Ipsilateral Vocal Cord Paralysis After Acute Anterior Ischemic Stroke

Author Department

Internal Medicine; Medicine

Document Type

Article, Peer-reviewed

Publication Date



Introduction: The vocal cord is innervated by the recurrent laryngeal nerve and the superior laryngeal nerve, which are branches of the vagus nerve. The nucleus ambiguous is a motor nucleus of the vagus nerve and it is located in the medulla. It receives supratentorial upper motor regulatory fibers. Commonly, this regulation is bilaterally represented in the brain. Less commonly, it is contralaterally represented. This case describes a rare presentation.

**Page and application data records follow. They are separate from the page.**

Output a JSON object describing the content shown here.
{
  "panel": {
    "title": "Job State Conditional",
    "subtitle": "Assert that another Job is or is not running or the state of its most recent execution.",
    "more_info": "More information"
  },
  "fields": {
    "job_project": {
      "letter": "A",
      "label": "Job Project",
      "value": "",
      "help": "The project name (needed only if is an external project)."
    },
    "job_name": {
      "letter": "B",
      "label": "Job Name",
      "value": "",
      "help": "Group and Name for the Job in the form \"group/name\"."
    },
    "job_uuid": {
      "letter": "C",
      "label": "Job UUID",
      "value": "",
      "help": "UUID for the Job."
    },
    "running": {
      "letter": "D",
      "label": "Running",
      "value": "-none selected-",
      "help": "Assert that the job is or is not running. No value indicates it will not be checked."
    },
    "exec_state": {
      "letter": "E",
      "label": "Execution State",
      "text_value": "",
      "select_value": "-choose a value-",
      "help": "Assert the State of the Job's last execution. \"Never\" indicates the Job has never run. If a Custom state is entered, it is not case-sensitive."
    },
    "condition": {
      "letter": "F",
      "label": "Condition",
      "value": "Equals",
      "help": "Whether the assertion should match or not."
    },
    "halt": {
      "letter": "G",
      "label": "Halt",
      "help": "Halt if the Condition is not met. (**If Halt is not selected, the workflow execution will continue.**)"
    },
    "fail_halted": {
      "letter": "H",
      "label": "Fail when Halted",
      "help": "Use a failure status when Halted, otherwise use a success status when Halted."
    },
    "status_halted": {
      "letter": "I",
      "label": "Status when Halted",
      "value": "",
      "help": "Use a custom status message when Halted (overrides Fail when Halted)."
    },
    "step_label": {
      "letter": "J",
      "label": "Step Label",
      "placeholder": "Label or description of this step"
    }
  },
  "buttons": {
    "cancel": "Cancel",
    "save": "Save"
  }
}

Case presentation: We present a female patient in her early sixties with a past medical history significant for hypertension who presented with acute right-sided weakness and expressive aphasia (National Institutes of Health Stroke Scale = 20). Computed tomography (CT)-head was unremarkable but she was outside the window for chemical thrombolytic therapy. CT-angiogram revealed occlusion of the left extracranial and intracranial internal carotid artery and, thus, she was deemed not a candidate for mechanical thrombectomy. CT-perfusion scans (Rapid software) showed a large penumbra within the respective vascular territory affected including the operculum and the insula. The core infarction was relatively small and located in the left basal ganglia. After inducing therapeutic hypertension, the patient's aphasia improved. Surprisingly, this unmasked a moderate to severe hypophonic voice. The patient underwent flexible fiberoptic laryngoscopy which showed a paralyzed left vocal cord but without signs of inflammation.

Conclusion: Our case is a rare case of transient ipsilateral vocal cord paralysis associated with anterior unilateral cerebral ischemia. The paralysis resolved with improvement of the cerebral ischemic penumbra.